▶ **RECORDS PROVIDED**:
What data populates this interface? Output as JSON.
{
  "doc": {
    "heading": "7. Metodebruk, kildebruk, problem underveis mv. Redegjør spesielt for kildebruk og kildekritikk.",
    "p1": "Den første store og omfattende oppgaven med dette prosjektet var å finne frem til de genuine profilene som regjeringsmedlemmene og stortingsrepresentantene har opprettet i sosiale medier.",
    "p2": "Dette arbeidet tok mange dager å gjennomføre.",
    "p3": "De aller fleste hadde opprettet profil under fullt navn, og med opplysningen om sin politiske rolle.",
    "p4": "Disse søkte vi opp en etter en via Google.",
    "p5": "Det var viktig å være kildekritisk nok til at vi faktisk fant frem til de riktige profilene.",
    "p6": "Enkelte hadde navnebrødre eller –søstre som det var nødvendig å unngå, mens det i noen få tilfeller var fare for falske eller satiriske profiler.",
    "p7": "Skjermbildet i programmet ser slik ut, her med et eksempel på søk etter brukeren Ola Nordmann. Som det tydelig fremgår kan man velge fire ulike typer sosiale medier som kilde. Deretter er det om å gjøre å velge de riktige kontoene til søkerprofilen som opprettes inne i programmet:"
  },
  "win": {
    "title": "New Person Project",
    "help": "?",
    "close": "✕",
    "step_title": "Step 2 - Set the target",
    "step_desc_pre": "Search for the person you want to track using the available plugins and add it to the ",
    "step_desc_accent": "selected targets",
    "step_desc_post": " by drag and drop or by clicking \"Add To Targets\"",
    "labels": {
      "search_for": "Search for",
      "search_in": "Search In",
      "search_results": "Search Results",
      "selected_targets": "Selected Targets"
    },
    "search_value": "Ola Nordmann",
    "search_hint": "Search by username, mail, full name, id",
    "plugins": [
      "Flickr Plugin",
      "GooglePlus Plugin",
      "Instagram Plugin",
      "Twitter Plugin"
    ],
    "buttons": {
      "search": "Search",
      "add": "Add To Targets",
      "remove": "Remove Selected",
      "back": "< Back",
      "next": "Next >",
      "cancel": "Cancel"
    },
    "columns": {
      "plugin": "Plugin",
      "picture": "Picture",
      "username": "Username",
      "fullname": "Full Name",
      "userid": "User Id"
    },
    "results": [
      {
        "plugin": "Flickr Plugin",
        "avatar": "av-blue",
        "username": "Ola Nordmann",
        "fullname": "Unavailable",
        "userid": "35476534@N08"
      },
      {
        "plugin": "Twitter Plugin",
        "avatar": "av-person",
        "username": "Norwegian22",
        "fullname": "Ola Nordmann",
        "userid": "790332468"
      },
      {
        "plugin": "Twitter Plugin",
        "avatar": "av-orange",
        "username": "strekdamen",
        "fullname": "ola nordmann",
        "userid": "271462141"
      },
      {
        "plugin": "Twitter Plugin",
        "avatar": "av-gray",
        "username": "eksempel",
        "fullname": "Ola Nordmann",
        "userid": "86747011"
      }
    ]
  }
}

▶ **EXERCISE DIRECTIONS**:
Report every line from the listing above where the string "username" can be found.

▶ **FINAL ANSWER**:
    "search_hint": "Search by username, mail, full name, id",
      "username": "Username",
        "username": "Ola Nordmann",
        "username": "Norwegian22",
        "username": "strekdamen",
        "username": "eksempel",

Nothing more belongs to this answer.